> **Data to use**:
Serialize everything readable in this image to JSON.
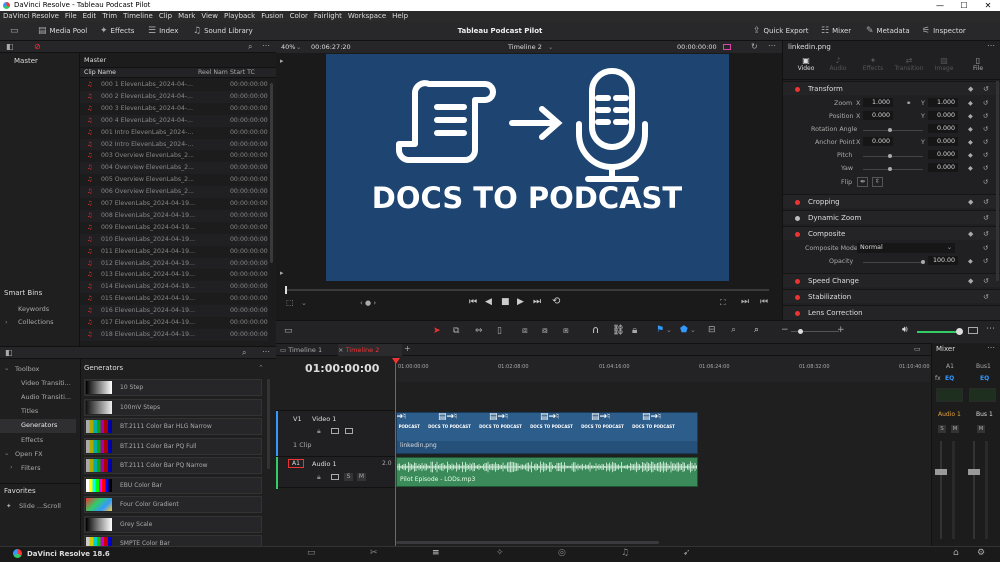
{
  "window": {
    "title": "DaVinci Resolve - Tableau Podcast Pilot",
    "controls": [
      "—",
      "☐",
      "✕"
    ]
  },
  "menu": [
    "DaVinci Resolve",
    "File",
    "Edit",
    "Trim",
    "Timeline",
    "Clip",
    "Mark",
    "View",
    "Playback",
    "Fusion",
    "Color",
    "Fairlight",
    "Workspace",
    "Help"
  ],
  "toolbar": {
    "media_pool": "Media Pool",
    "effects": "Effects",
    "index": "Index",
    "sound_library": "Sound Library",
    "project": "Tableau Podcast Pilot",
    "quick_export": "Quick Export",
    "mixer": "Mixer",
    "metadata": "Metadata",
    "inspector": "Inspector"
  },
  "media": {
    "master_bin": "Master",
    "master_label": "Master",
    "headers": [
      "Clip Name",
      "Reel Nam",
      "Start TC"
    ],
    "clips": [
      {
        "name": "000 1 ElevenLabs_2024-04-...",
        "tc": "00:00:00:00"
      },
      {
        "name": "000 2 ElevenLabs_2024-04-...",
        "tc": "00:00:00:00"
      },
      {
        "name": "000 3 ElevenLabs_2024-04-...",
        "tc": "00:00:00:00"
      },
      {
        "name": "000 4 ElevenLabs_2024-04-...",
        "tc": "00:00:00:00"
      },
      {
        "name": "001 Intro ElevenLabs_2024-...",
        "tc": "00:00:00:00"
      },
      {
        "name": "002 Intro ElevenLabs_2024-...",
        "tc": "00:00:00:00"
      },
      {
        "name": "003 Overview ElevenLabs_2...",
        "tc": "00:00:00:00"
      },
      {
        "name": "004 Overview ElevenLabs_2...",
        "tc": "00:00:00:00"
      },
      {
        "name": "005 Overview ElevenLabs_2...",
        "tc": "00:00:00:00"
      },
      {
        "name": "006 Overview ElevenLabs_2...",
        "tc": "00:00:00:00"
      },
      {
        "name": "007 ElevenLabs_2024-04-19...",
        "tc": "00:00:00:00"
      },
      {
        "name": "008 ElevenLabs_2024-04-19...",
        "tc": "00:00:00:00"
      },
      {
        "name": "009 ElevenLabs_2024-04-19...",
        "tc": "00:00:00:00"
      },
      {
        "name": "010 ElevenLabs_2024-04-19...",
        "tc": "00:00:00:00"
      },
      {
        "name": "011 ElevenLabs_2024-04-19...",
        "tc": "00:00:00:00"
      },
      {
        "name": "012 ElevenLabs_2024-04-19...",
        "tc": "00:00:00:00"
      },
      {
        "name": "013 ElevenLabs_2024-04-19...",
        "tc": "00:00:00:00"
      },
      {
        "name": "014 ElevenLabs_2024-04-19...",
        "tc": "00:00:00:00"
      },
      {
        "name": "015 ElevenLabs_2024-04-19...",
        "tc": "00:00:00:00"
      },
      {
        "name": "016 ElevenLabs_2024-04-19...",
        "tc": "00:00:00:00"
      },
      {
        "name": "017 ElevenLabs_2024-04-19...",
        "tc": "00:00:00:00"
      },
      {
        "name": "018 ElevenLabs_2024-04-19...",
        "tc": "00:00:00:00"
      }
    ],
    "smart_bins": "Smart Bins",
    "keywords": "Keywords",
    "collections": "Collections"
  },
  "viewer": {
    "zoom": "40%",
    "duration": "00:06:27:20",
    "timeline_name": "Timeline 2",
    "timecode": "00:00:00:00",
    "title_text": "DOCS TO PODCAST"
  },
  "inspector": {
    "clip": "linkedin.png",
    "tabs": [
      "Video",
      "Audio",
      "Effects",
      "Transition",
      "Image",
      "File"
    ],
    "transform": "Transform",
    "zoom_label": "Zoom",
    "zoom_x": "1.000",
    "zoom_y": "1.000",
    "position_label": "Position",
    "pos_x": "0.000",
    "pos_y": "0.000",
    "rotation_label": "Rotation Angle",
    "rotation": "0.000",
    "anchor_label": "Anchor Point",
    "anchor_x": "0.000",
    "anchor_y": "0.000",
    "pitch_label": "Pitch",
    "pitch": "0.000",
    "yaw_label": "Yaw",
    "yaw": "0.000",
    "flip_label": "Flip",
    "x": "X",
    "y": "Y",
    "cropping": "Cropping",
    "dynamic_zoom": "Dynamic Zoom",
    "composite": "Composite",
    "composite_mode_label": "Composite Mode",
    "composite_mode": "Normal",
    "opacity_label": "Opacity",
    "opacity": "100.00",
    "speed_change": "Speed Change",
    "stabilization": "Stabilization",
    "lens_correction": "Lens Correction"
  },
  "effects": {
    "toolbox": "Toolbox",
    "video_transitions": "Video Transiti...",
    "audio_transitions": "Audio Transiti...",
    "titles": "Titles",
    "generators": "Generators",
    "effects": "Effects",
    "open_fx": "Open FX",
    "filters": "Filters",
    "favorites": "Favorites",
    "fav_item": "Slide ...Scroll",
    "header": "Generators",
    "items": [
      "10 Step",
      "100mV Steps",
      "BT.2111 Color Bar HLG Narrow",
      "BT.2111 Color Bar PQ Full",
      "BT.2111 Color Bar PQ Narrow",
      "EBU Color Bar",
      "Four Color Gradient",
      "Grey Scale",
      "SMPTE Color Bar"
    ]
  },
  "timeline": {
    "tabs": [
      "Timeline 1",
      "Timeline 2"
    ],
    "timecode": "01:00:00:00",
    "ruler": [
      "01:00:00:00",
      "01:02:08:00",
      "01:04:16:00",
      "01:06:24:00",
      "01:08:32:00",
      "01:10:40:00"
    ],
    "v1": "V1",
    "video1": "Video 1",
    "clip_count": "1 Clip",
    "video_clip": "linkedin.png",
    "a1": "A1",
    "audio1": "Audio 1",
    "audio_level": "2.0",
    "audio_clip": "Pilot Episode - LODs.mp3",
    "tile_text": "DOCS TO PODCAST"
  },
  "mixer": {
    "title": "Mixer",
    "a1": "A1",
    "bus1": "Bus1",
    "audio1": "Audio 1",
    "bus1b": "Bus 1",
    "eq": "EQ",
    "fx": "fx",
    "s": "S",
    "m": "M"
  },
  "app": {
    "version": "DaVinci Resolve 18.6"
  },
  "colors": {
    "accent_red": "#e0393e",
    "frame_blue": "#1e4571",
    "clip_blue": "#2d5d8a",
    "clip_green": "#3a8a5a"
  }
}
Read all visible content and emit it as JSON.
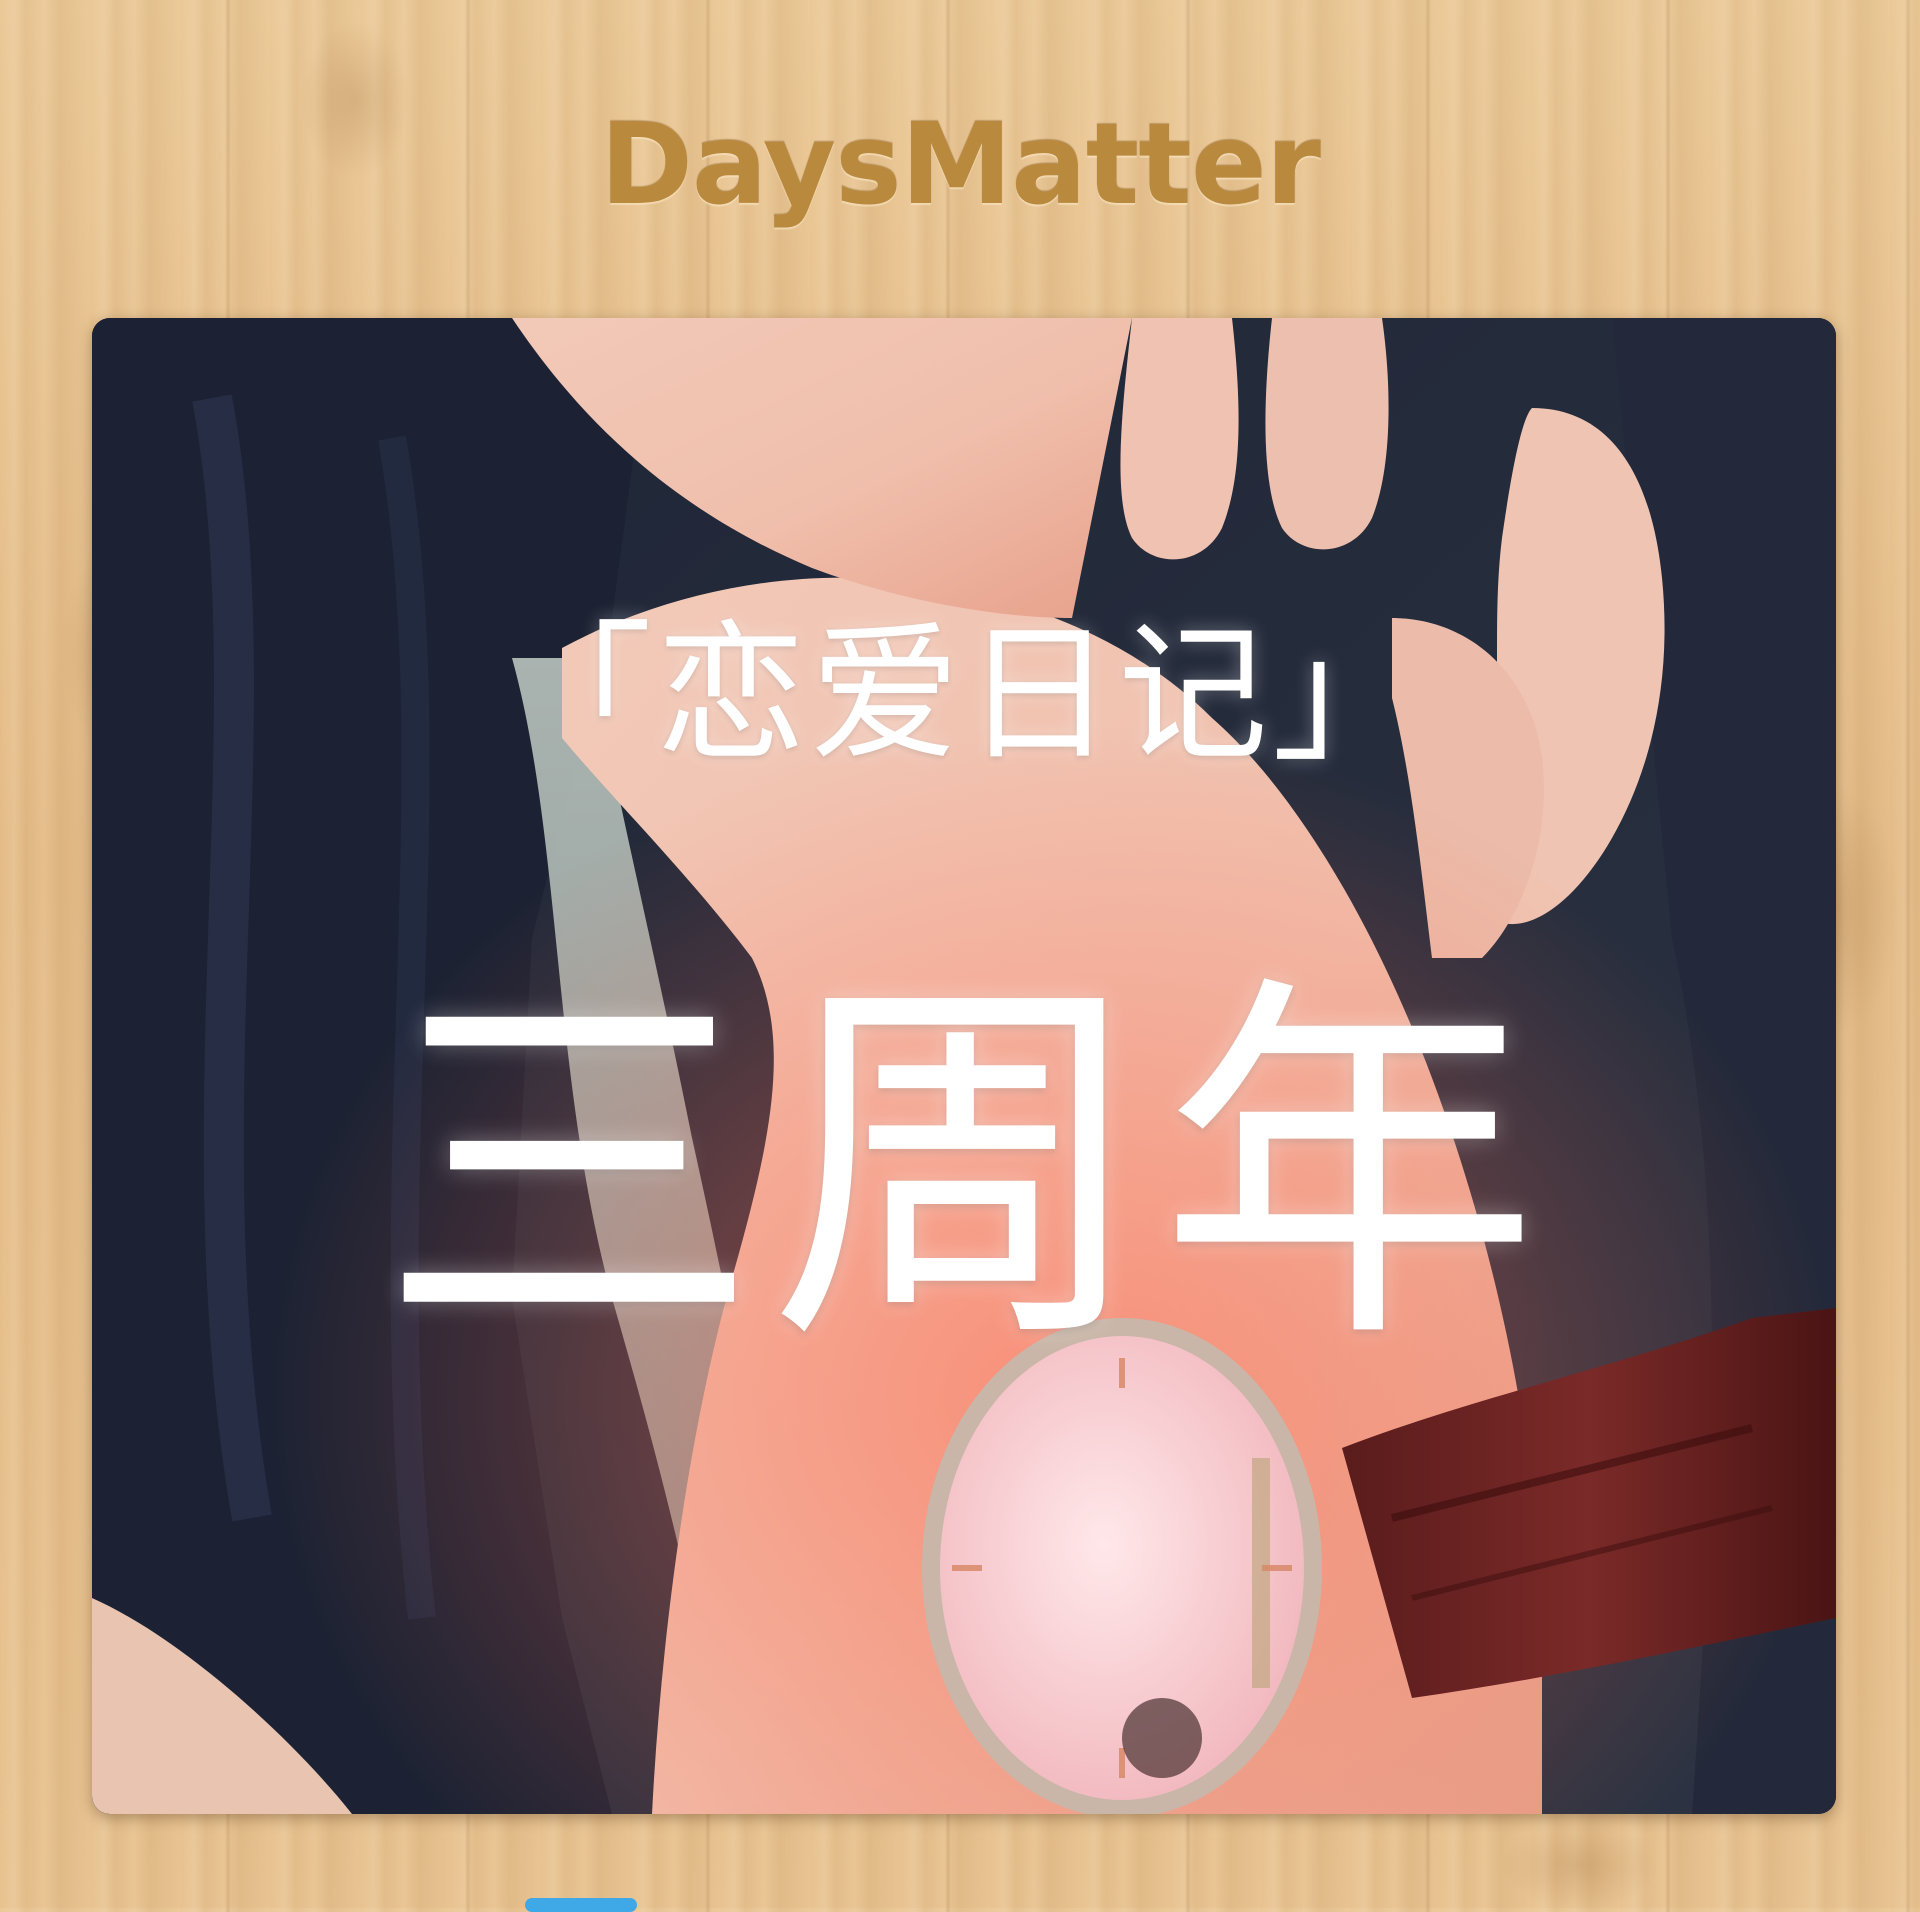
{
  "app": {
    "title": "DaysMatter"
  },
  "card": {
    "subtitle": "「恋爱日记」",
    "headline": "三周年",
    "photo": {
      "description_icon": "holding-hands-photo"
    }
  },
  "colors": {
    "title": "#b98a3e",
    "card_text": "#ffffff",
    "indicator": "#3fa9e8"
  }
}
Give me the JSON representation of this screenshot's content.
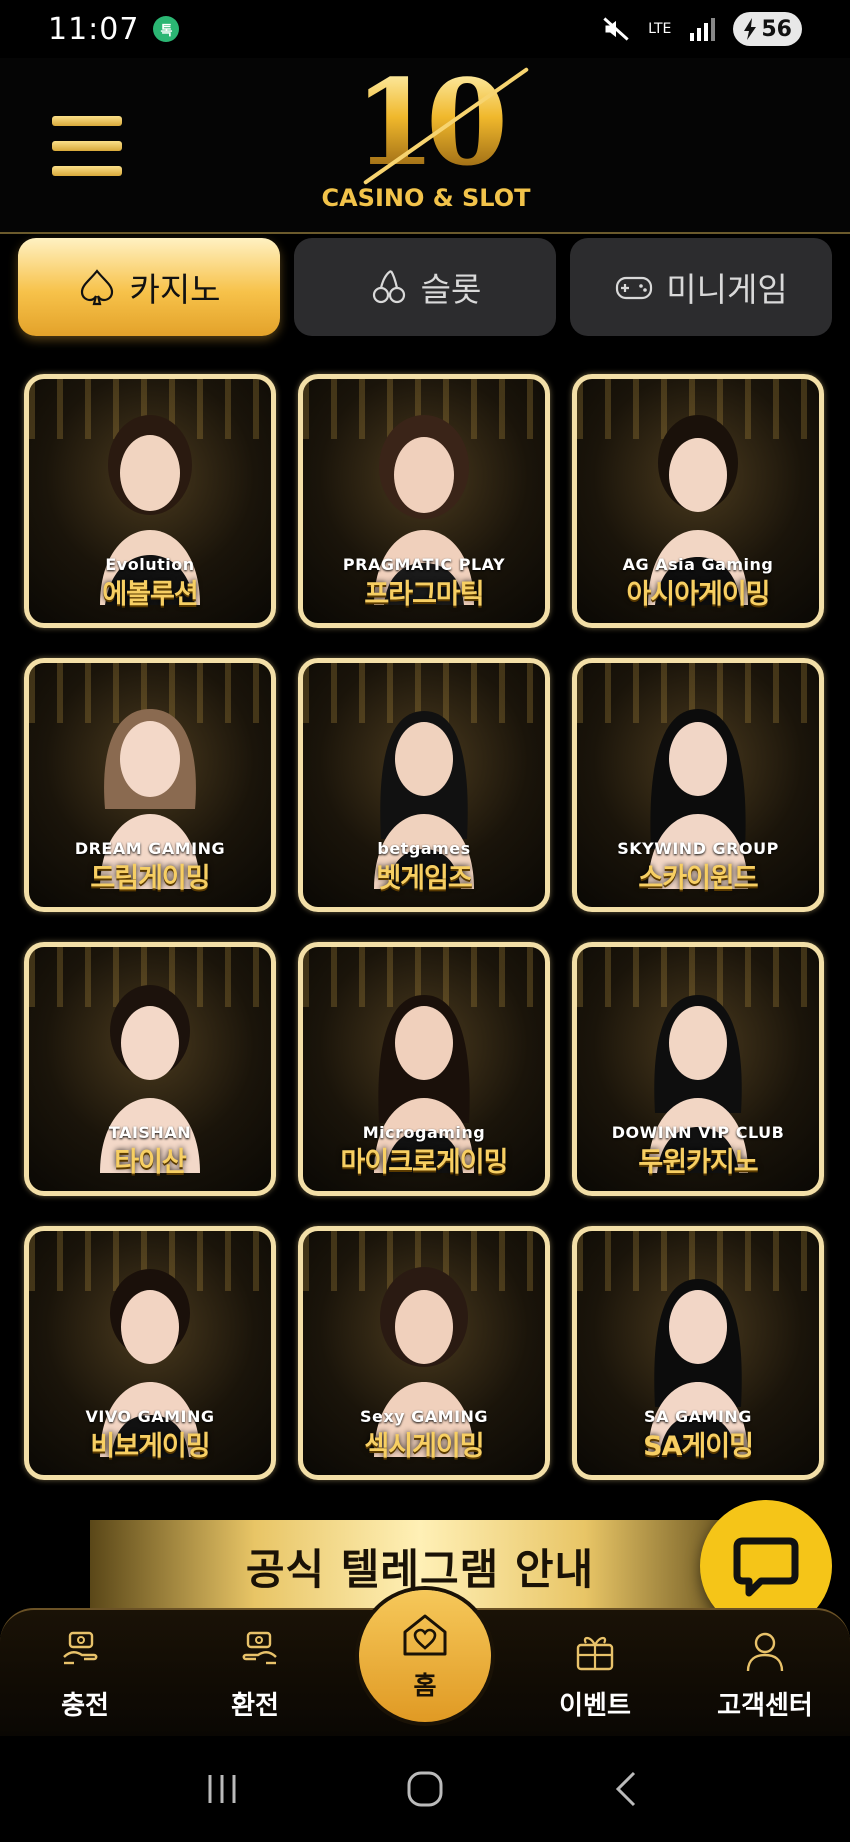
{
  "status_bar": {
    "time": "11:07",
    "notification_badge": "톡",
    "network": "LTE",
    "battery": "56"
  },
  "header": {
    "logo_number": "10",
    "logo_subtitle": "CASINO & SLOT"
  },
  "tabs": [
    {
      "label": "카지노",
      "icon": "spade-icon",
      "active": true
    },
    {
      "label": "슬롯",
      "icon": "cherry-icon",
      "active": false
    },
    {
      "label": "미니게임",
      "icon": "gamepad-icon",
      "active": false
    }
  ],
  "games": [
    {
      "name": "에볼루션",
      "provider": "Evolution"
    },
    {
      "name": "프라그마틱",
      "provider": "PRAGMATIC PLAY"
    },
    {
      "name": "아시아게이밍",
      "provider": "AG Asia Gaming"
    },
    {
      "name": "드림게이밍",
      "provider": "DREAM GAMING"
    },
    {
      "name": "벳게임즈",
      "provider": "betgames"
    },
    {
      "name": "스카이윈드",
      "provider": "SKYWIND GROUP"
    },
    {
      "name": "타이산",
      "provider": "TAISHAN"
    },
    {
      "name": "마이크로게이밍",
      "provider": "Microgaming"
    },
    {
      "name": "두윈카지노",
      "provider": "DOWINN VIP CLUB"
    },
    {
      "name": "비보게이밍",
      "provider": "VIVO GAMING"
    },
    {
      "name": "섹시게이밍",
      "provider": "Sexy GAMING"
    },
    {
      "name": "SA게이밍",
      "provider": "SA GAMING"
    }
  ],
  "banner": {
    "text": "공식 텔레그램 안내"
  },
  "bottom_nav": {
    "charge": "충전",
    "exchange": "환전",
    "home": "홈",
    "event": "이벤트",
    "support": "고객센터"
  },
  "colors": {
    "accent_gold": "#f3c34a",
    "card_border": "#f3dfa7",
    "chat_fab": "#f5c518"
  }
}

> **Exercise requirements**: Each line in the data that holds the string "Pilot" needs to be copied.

> **Solved exercise**:
    "title": "DaVinci Resolve - Tableau Podcast Pilot",
    "project": "Tableau Podcast Pilot",
    "audio_clip": "Pilot Episode - LODs.mp3",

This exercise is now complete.